What attracted you to become a therapist?
I’ve worked with people in education and health for many years in teaching, advocacy and mentoring and guidance roles. I found that I felt most fulfilled and most effective when listening and providing support. When I trained as a nutritionist, because I was fascinated with peoples’ relationship with food, I decided I wanted to learn about counselling. Once I embarked on the training I was hooked and here I am a full-time therapist!
Where did you train?
I did my initial qualifications at colleges in Stockport and Manchester and then my advanced clinical training in transactional analysis (TA) at Elan Training in Hale.

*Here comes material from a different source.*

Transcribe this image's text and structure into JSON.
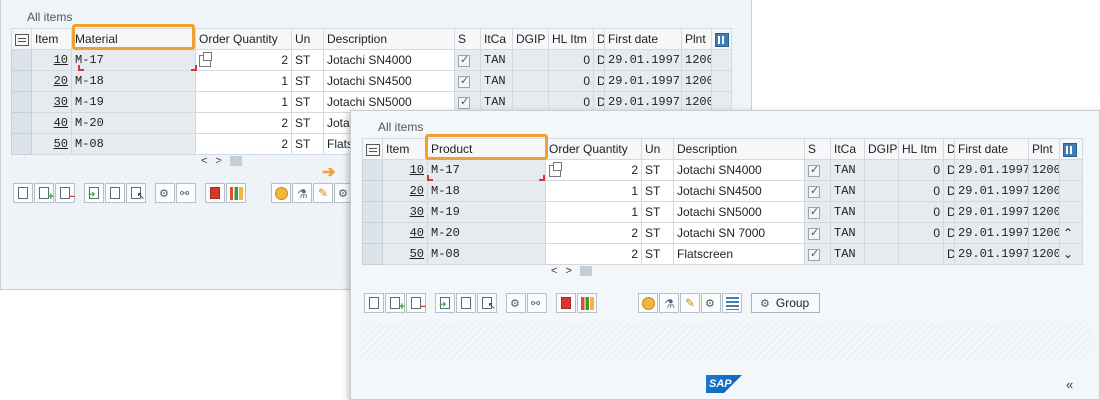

I’ve also trained in acceptance and commitment therapy (ACT) in Manchester.
Can you tell us about the type of therapy you practise?

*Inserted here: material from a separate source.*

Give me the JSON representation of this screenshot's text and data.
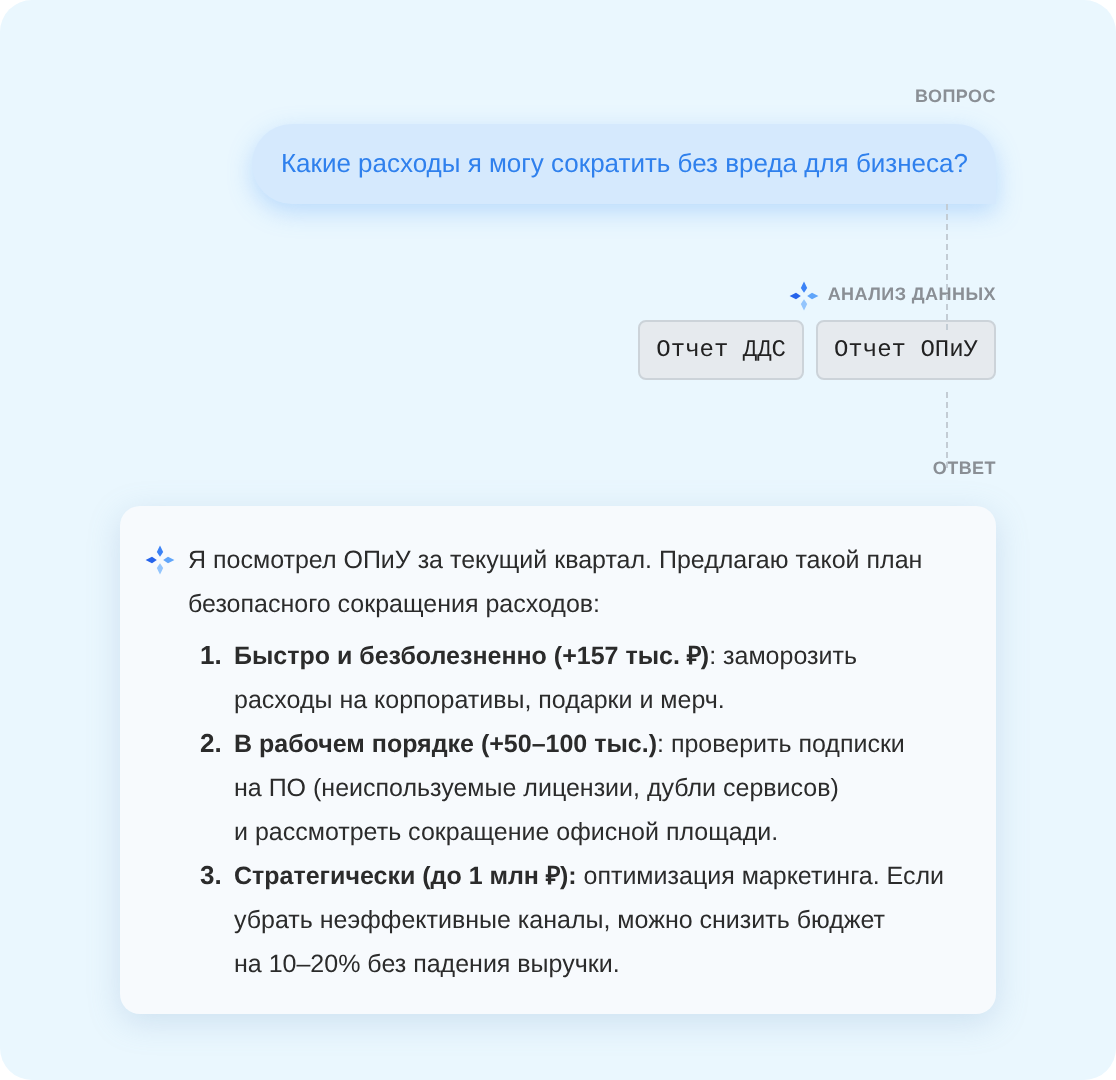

Transactional analysis is a wonderful way of being curious about how people relate to each other. Using TA together, we can not only get to understand how you are feeling and behaving but also explore the reasons why!
I am also an ACT (acceptance and commitment therapy) practitioner. ACT is an active form of therapy; It takes its name from one of its core messages; accept what is out of your personal control and commit to taking action that enriches your life. So, it’s about us working as a team. You will have strategies to act to move towards the life that you want to live and become the person that you want to be.
I have recently started meeting clients outside for walking therapy sessions. We still use the models I’ve described above but there are the added elements of the outside space, nature, fresh air and movement.
What sort of people do you usually see?
I work with individuals from the age of 18 upwards and I also work with couples. I’m a qualified nutritionist so I also work with people who have issues around eating.
What do you like about being a therapist?
I enjoy meeting and working with all sorts of different people. Seeing the positive changes in people and watching them flourish as the therapy progresses is wonderful.
What is less pleasant?
Being a therapist is such a sedentary vocation. I find sitting still for long periods of time challenging and that’s why I’ve trained to be a walking therapist. I now offer walking therapy sessions to clients as an alternative to our room-based sessions.
How long have you been with welldoing.org?
I’ve been with welldoing.org a few months now. The systems work well, and the staff are very helpful. I really enjoy the articles published on the website as well as being a member of the Facebook communities.
Do you ever suggest books or apps to clients?
One of my favourite books to suggest is Counselling for Toads by Robert de Board; it’s a great introduction to counselling and the counselling process. I also think the Happiness Trap and other books by Russ Harris are excellent; he talks such a lot of sense. I often recommend books and audiobooks by Pema Chodron: I especially like Start from Where You Are.
For couples I often recommend Getting the Love You Want by Harville Hendrix. The apps I recommend are ones such as Headspace, Buddify and Calm.
What do you do for your own mental health?
I have my own therapy as it’s recommended by the TA community that psychotherapists should have their own regular therapy sessions too. I also walk on my own or with friends or go to the gym. I use the apps I recommended above, and I absolutely love to read.
You are a therapist in M3, Manchester City Centre, and in Wilmslow. What can you share with us about seeing clients in those areas?
Both therapy practices are easily accessible by public transport from surrounding areas. Clients in Manchester usually live in the surrounding area or travel into Manchester for work. In Wilmslow it’s the same but clients often travel in from Macclesfield, Stockport or other parts of Cheshire to come for their sessions.
What are your consultations room like?
My rooms are warm and welcoming with comfortable chairs or sofas. They’re calm relaxing spaces. Therapy space outside is as varied as the seasons and the weather and of course our choice of route.
What do you wish people knew about therapy?
That just a few sessions can make such a difference to your life if you’re stuck with something. We join a gym or start exercising when we know we need to do something about our physical health so why not apply the same thinking and behaviour to your mental health too? You don’t need to be ‘unwell’ or in crisis to come to therapy.
What did you learn about yourself in therapy?
I’m still learning. Along the way I’ve learnt about where my critical voice comes from and how to turn the volume down on it. I’ve learnt about what really matters to me and how I can be kinder to myself.